Work request:
Check each line of the entries below for the word "JSON", then state how many lines have it and nothing more.

Entries taken from a collection:
......

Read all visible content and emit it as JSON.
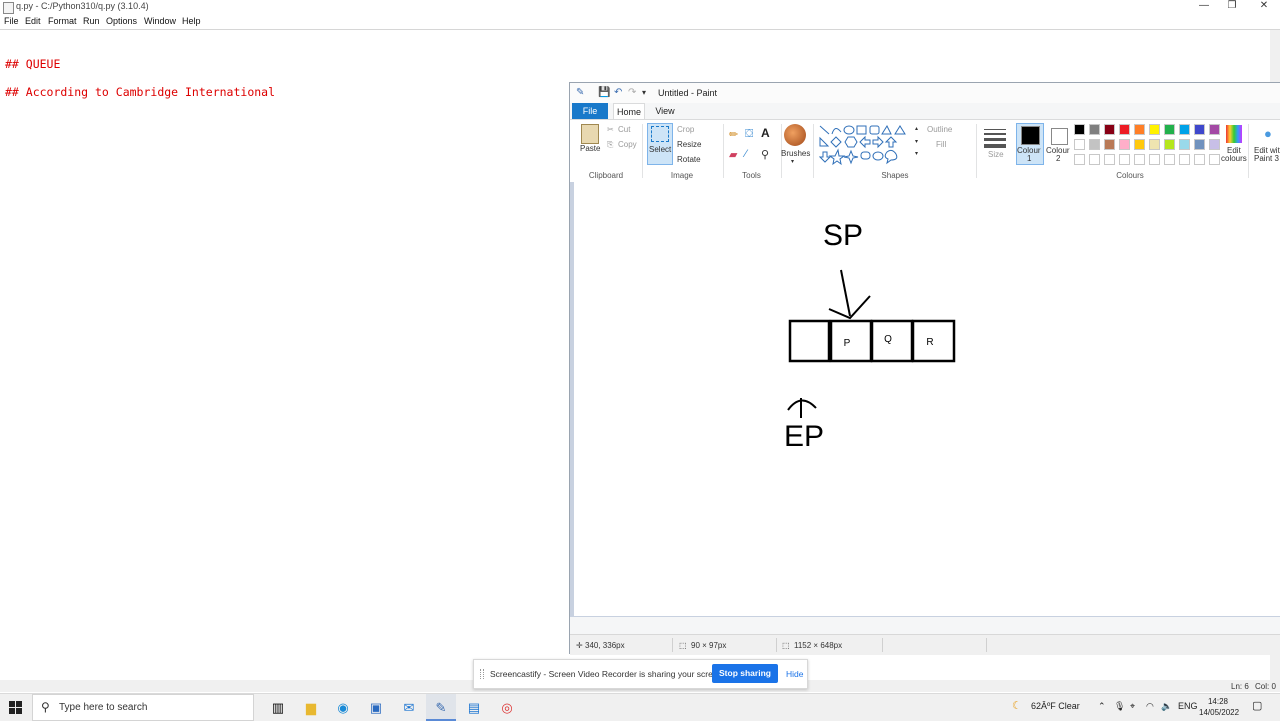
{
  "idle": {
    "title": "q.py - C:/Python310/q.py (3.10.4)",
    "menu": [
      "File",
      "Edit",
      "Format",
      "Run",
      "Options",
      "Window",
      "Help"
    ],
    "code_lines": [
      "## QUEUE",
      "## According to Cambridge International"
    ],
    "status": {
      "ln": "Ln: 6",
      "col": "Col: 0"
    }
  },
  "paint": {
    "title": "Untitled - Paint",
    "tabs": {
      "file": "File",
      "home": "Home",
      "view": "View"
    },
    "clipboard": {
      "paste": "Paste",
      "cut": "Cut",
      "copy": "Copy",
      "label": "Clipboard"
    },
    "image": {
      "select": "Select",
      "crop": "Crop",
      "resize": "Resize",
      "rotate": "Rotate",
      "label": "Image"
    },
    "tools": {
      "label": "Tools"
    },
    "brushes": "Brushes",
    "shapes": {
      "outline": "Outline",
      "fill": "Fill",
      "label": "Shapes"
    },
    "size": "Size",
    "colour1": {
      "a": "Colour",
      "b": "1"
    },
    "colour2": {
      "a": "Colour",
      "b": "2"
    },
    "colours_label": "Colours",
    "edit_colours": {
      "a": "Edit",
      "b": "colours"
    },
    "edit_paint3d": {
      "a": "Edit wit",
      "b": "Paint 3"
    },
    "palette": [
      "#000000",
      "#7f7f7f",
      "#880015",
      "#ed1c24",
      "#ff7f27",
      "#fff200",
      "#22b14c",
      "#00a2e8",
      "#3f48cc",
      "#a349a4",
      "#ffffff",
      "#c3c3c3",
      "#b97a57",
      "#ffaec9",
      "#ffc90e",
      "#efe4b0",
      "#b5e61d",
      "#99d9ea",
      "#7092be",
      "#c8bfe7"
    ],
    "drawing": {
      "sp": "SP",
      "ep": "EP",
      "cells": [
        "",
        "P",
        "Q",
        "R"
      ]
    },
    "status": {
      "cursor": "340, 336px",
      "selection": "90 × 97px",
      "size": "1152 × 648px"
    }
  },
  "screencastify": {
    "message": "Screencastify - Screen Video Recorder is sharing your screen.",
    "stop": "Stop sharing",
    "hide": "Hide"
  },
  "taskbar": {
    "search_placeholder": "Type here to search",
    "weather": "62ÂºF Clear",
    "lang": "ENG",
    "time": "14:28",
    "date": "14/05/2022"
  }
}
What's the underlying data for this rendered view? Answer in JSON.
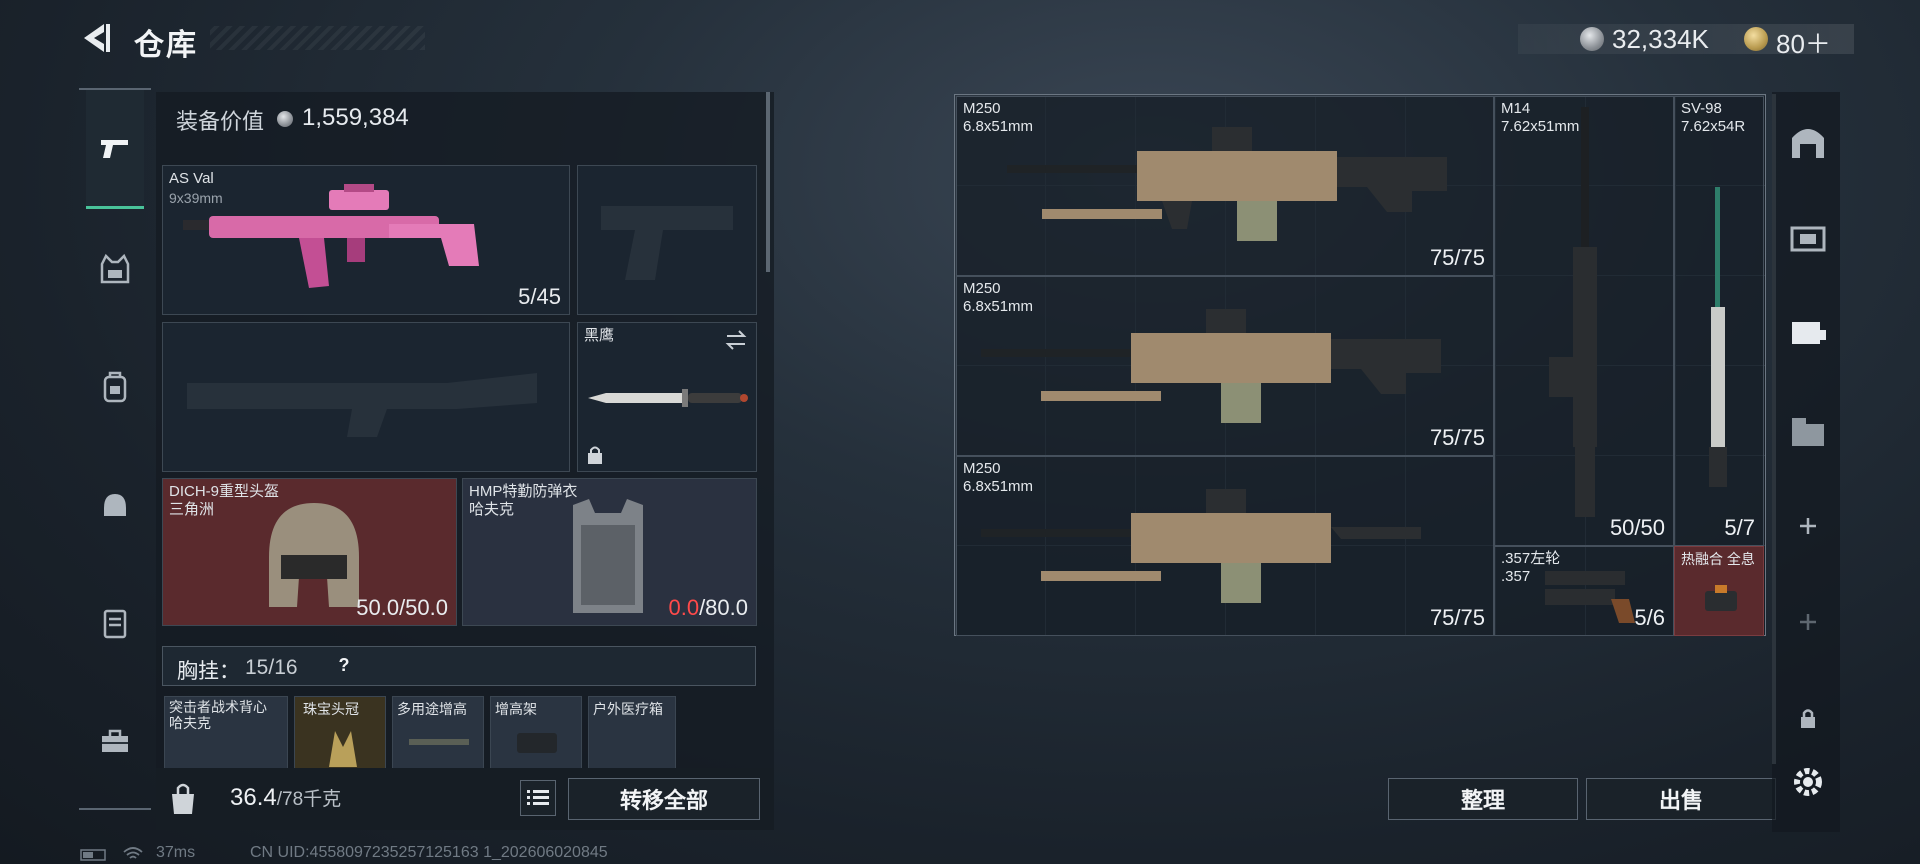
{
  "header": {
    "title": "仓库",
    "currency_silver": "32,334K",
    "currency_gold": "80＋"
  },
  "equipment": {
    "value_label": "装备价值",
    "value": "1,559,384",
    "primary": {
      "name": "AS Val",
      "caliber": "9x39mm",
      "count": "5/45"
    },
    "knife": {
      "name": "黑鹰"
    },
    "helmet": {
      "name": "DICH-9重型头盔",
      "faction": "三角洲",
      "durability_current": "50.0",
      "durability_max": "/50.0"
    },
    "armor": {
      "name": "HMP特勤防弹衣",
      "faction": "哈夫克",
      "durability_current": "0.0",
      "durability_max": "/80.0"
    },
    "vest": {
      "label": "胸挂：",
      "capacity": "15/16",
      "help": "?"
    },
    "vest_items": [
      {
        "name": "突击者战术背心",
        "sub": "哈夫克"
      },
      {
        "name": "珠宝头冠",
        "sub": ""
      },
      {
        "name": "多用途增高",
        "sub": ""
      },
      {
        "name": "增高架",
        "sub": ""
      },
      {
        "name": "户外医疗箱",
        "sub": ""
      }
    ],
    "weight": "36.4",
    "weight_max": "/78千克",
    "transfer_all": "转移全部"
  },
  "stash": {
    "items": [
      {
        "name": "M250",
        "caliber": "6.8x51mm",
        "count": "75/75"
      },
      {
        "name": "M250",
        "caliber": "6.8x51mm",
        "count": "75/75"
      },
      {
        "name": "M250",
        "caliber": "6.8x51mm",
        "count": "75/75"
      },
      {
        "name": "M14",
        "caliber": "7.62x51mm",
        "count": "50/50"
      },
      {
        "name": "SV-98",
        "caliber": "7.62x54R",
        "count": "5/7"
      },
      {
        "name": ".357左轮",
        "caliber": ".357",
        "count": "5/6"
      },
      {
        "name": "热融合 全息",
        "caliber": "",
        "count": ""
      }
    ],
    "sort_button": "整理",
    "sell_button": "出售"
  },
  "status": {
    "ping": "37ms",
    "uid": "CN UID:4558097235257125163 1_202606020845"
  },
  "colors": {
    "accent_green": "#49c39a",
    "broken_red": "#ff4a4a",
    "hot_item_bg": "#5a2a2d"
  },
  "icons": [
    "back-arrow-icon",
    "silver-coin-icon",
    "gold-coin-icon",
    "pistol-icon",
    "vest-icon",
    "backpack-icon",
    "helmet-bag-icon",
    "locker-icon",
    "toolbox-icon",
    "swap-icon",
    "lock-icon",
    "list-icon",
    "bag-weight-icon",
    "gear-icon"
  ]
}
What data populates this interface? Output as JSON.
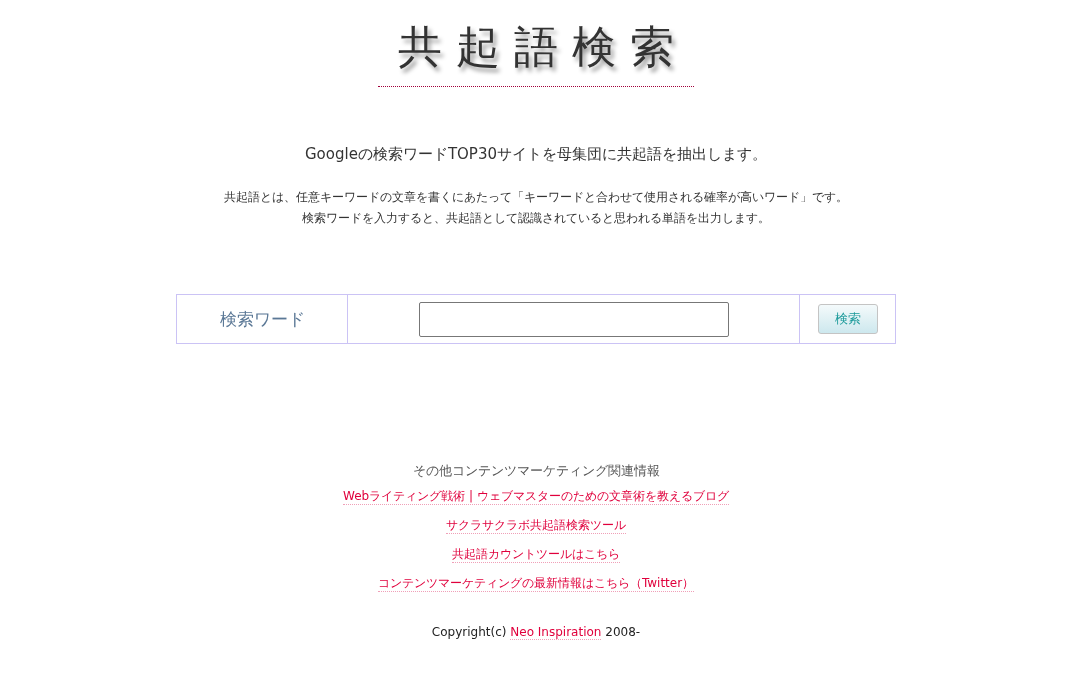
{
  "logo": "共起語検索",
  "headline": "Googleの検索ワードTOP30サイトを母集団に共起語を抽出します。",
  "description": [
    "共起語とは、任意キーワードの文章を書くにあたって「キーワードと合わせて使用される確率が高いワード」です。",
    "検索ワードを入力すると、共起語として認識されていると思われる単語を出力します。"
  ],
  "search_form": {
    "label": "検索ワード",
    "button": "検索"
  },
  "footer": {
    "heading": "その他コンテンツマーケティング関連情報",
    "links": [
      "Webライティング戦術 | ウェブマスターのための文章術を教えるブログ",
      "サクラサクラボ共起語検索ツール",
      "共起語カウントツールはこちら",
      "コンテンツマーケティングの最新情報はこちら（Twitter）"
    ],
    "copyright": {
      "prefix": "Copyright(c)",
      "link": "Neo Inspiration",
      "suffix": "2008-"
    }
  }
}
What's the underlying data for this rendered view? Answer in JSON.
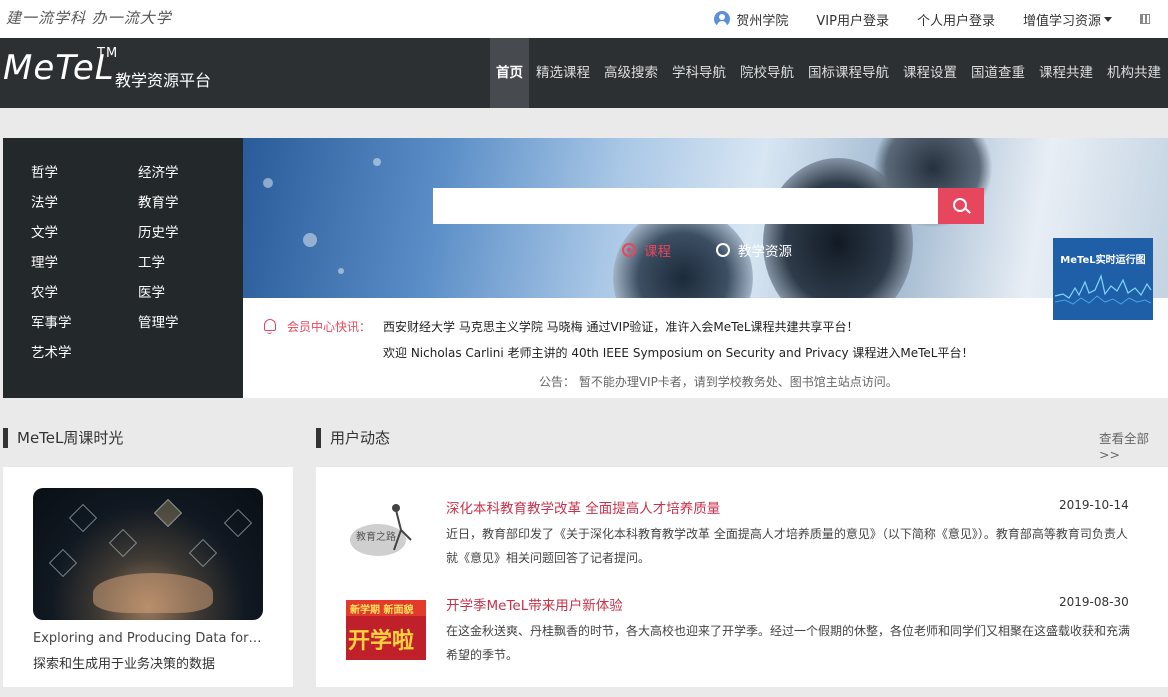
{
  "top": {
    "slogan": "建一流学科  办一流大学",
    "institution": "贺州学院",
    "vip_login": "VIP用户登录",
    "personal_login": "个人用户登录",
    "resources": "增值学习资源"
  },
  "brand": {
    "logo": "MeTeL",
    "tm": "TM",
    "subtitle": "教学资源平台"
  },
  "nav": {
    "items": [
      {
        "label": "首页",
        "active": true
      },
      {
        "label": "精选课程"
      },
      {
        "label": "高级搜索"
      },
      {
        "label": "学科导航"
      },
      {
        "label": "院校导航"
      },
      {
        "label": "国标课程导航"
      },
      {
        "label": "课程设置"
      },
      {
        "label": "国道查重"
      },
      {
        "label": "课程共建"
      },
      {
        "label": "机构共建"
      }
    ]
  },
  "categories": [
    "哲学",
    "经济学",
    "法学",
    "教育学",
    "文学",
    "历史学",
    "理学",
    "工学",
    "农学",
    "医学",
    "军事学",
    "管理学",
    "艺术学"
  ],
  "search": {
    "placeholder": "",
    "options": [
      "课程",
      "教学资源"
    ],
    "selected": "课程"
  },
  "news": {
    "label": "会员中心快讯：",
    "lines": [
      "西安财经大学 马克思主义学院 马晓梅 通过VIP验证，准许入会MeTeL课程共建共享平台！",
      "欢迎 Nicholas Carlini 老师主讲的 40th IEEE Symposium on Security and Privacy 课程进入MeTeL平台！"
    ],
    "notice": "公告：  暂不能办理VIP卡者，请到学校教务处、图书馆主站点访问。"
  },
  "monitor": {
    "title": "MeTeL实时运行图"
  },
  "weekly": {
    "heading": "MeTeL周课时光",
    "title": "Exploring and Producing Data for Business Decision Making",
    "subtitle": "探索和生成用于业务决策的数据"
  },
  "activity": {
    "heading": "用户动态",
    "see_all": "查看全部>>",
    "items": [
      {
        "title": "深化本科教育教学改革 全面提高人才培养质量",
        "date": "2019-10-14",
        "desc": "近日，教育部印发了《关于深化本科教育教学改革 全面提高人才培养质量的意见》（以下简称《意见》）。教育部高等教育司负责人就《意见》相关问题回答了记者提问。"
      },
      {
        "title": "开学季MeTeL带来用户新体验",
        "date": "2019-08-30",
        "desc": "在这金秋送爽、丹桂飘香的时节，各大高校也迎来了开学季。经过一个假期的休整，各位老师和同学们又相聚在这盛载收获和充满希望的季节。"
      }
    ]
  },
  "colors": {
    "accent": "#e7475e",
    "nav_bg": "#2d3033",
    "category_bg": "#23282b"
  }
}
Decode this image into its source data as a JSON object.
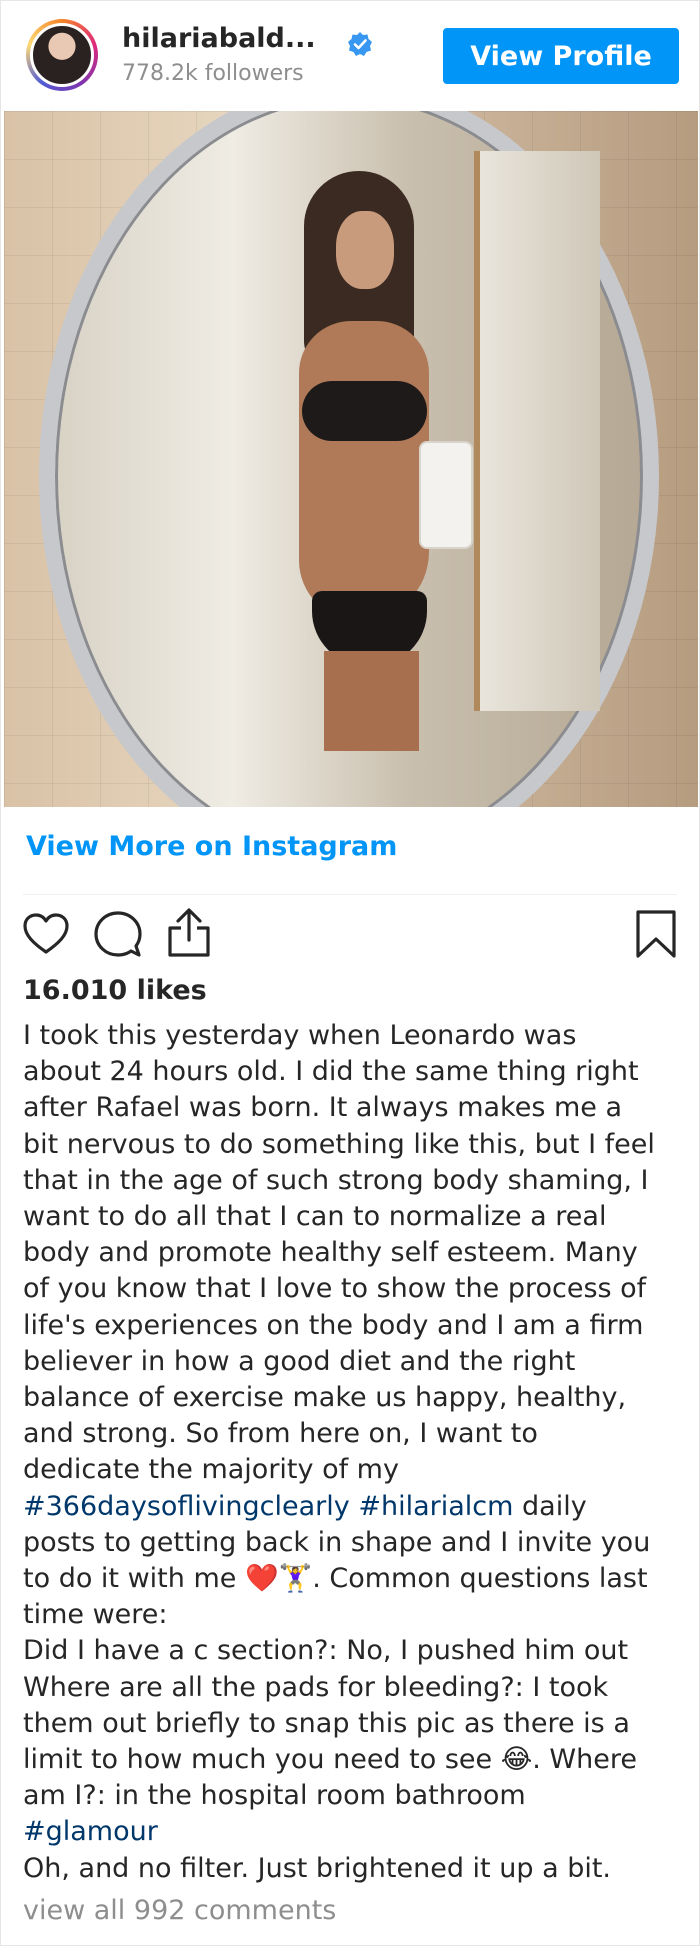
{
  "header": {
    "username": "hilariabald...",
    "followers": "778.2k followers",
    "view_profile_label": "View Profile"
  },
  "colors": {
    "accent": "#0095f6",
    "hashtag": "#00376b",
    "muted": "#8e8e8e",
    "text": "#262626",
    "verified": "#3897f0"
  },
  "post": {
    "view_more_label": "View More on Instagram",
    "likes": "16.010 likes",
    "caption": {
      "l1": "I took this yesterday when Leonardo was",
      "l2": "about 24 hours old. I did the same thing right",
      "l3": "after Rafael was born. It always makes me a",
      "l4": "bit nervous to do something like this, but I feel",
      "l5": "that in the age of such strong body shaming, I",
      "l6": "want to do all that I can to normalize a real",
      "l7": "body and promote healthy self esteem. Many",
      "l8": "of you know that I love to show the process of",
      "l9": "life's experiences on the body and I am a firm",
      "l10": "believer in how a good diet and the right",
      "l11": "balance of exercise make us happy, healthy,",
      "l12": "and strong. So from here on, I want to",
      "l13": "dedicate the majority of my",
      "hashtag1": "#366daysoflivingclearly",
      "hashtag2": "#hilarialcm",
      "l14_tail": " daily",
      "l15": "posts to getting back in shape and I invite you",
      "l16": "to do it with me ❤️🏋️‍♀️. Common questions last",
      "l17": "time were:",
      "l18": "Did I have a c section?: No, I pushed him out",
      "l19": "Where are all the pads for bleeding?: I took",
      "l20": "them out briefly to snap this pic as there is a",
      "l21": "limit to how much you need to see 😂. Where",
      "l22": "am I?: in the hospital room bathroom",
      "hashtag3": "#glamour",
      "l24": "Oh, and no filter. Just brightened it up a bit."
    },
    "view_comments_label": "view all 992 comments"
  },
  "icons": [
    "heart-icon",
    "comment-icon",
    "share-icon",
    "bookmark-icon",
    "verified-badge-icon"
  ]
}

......

Solved exercise:
5